- **Exercise goal**
Each line of the records that holds "Cristãs" should be shown in full.

Materials provided: Begin

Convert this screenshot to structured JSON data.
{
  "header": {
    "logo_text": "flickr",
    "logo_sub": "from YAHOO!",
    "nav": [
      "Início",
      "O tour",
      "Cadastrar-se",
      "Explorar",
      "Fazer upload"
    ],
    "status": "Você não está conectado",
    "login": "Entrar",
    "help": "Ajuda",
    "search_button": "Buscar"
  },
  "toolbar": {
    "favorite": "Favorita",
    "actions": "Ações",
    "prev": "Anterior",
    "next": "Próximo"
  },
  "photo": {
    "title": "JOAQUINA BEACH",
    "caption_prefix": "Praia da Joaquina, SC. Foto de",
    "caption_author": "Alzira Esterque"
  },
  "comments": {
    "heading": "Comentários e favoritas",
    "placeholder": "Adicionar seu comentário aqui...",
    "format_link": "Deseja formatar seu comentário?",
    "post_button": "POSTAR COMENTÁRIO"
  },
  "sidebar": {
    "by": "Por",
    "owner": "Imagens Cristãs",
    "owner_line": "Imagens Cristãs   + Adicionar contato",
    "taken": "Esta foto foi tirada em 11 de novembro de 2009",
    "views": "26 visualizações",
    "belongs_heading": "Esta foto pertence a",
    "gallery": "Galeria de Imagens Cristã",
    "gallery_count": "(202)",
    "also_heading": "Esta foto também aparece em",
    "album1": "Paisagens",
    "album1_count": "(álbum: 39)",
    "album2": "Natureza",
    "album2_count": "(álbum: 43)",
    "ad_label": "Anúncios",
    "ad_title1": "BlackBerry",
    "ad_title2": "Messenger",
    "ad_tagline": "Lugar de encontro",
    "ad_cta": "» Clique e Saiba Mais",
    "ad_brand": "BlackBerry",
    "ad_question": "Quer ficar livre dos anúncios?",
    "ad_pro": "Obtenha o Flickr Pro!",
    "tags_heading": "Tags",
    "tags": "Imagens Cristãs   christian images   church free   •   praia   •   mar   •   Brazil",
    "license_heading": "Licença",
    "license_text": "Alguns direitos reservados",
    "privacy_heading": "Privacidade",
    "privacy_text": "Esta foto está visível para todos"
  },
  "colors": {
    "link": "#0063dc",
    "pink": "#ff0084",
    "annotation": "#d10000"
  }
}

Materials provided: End

- **Result below**
    "owner": "Imagens Cristãs",
    "owner_line": "Imagens Cristãs   + Adicionar contato",
    "tags": "Imagens Cristãs   christian images   church free   •   praia   •   mar   •   Brazil",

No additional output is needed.